Innovations in marine technology, pioneered through Open Access research...

Strathprints makes available scholarly Open Access content by researchers in the Department of Naval Architecture, Ocean & Marine Engineering based within the Faculty of Engineering.

Research here explores the potential of marine renewables, such as offshore wind, current and wave energy devices to promote the delivery of diverse energy sources. Expertise in offshore hydrodynamics in offshore structures also informs innovations within the oil and gas industries. But as a world-leading centre of marine technology, the Department is recognised as the leading authority in all areas related to maritime safety, such as resilience engineering, collision avoidance and risk-based ship design. Techniques to support sustainability vessel life cycle management is a key research focus.

Explore the Open Access research of the Department of Naval Architecture, Ocean & Marine Engineering. Or explore all of Strathclyde's Open Access research...

Media coverage and users' reactions : Al Azhar Park in the midst of criticism and post occupancy evaluation

Salama, Ashraf M. (2008) Media coverage and users' reactions : Al Azhar Park in the midst of criticism and post occupancy evaluation. METU Journal of the Faculty of Architecture, 25 (1). pp. 105-125. ISSN 0258-5316

[img]
Preview
PDF (Media coverage and users' reactions: Al Azhar Park in the midst of criticism and post occupancy evaluation)
Media_Coverage_Users_Reactions_Salama_JFA_METU_105_125_4_.pdf
Final Published Version

Download (571kB) | Preview

Abstract

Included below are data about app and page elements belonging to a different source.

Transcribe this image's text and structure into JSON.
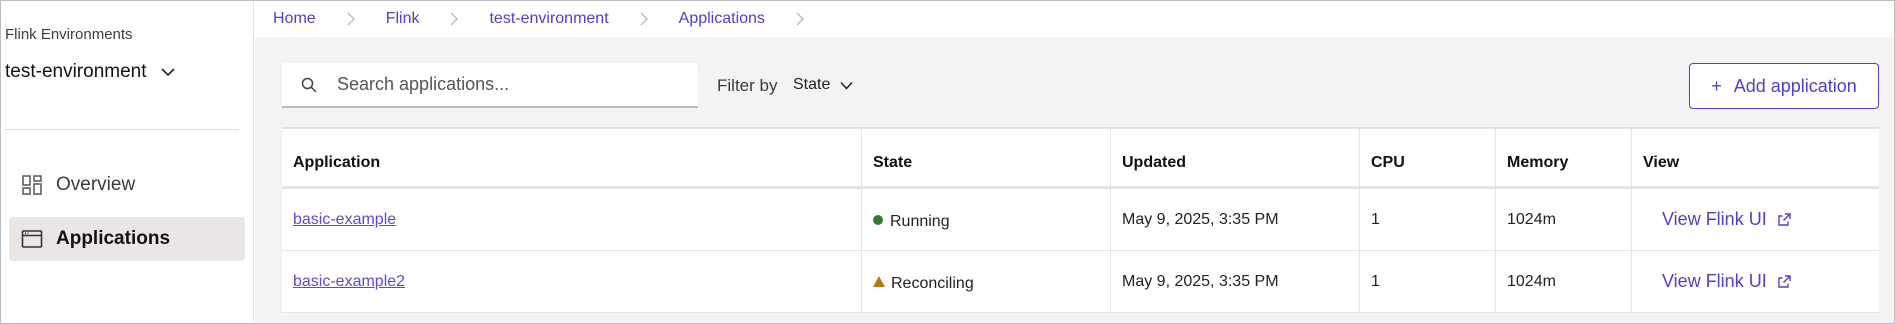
{
  "sidebar": {
    "env_label": "Flink Environments",
    "env_selected": "test-environment",
    "items": [
      {
        "label": "Overview",
        "icon": "dashboard-icon"
      },
      {
        "label": "Applications",
        "icon": "browser-window-icon"
      }
    ]
  },
  "breadcrumb": [
    "Home",
    "Flink",
    "test-environment",
    "Applications"
  ],
  "toolbar": {
    "search_placeholder": "Search applications...",
    "filter_label": "Filter by",
    "filter_value": "State",
    "add_label": "Add application"
  },
  "table": {
    "columns": [
      "Application",
      "State",
      "Updated",
      "CPU",
      "Memory",
      "View"
    ],
    "rows": [
      {
        "application": "basic-example",
        "state": "Running",
        "updated": "May 9, 2025, 3:35 PM",
        "cpu": "1",
        "memory": "1024m",
        "view": "View Flink UI"
      },
      {
        "application": "basic-example2",
        "state": "Reconciling",
        "updated": "May 9, 2025, 3:35 PM",
        "cpu": "1",
        "memory": "1024m",
        "view": "View Flink UI"
      }
    ]
  },
  "colors": {
    "accent": "#4d3fcf",
    "running": "#2e7d32",
    "reconciling": "#b07d0d"
  }
}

Contemporary Cairo encompasses fragments that represent a symbiosis of urban, natural, cultural and economic processes. Much of what manifests itself today as Egyptian politics, knowledge and culture was and is the product of the modern physical, socio-cultural and socio-economic realities of this city. History adds another dimension to Cairo’s architecture and urbanism. It reflects the intersection between place, society, culture and technology. This has made it a complex and diverse city with over 18 million inhabitants and a range of established traditions, where the symbols of religious, political, institutional and economic power are often competing (Salama, 2002). Accelerated population growth has had a severe impact on the city’s infrastructure and services where the capacity to cope with that growth is really limited. Immigrants from rural areas to the urban metropolis continue to live in squatters’ settlements on the urban peripheries of the city. This in turn has increased the pressure on the public services thereby attracting substantial political attention at the expense of other issues where the need for open green spaces has become an urgent necessity. Al Azhar Park is a new project that was inaugurated in Cairo in March 2005. The project is regarded by the local authorities, the developers, and the planning and design team as a catalyst for social, economic and cultural sustainability and is believed to have far reaching consequences for the 200,000 residents of the neighboring Darb al-Ahmar district. It was conceived in the mid-eighties as a metropolitan park that offers much needed greenery and open space to the residents of Cairo. Characterized by distinctive spatial qualities the planning of the park is conceptualized as a series of self contained zones along a central circulation spine and secondary axes (AKTC, 2004). The project was –and still is – celebrated in the media, and has received a considerable coverage in over 100 publications in different languages including local newspapers, tourist information packages, and specialized international and regional architectural trade magazines.